The Aggressive-Aggressive Athlete
The Aggressive-Aggressive Athlete is hyper-competitive, hyper-focused, and hyper-sensitive. This athlete wants to win every workout and is constantly refreshing Wodify throughout the day to see the score to beat. An aggressive-aggressive athlete may never be happy with his or her performance and may find themselves overtraining in an effort to reach perfection. While an aggressive-aggressive athlete is motivated to progress and may see some progress, he or she might also be putting some obstacles in his or her own path.
The Aggressive-Aggressive athlete is never satisfied. A constant cycle of never being good enough can eventually break an athlete’s spirit. It is hard to give 100 percent day after day if you never get the satisfaction of feeling like it was good enough. This can cause the aggressive-aggressive athlete to burn out on CrossFit pretty quickly and give up on themselves.

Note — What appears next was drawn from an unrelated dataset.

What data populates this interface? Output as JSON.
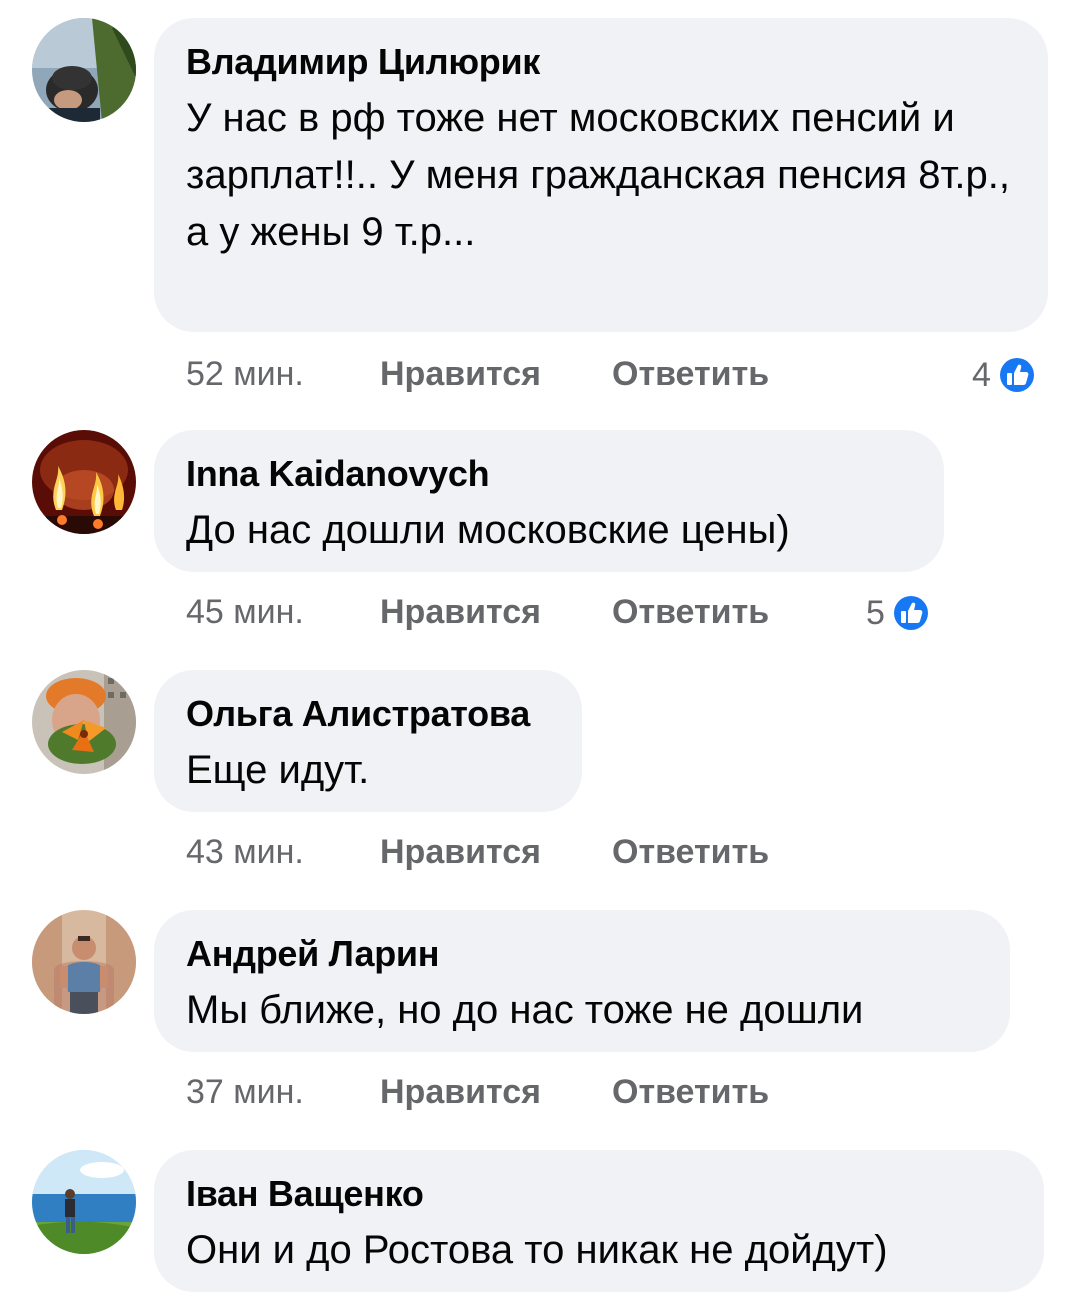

Aggressive-Aggressive athletes also have a tendency to overtrain since they are trying to be the best at every workout. All that overtraining can cause injuries. Even if an injury doesn’t occur, overtraining means the athlete’s central nervous system never recovers. This reduces the athlete’s ability to reach maximum intensity in a workout. Instead, the athlete is slogging along through all of the training and not making the gains he or she might if he or she was resting adequately.
The Balanced Athlete
As with almost everything in life, moderation is key when it comes to your attitude in the gym. It is important and healthy for an athlete to take an interest in his or her gym life. Set goals and do extra work to achieve them. Ask a coach questions. Seek to understand why a workout is structured the way it is or what you should be doing to reach a certain goal. If you don’t like the way things are going, reach out and express that. Be your own advocate in the gym. You are paying to get a great workout and to reach your fitness goals. If you feel that isn’t happening, take an active role in making it happen.
On the other hand, it is important to keep the proper perspective. For 99.9% of us, working out is not about winning the CrossFit Games. It is about being fit and healthy so we can enjoy our lives. Making goals that reflect our desire to improve is great. Wanting to win the world every workout, however, can defeat us in our quest for health and happiness.
The answer, of course, comes in balancing between taking charge of our fitness and keeping our fitness in proper perspective of how it fits into the rest of our lives. It’s also important to remember that our value as a person doesn’t come from our performance. Whatever reason you CrossFit, be sure that the main one IS NOT so that you feel worthy as a person. That unhealthy attitude can send you right into aggressive-aggressive mode.
In the end, if you can find a balance between taking charge of your fitness and keeping your fitness in the proper perspective, you have a chance at having a long, healthy relationship with CrossFit that will help you live a healthy, active life for years to come! What could be better than that!?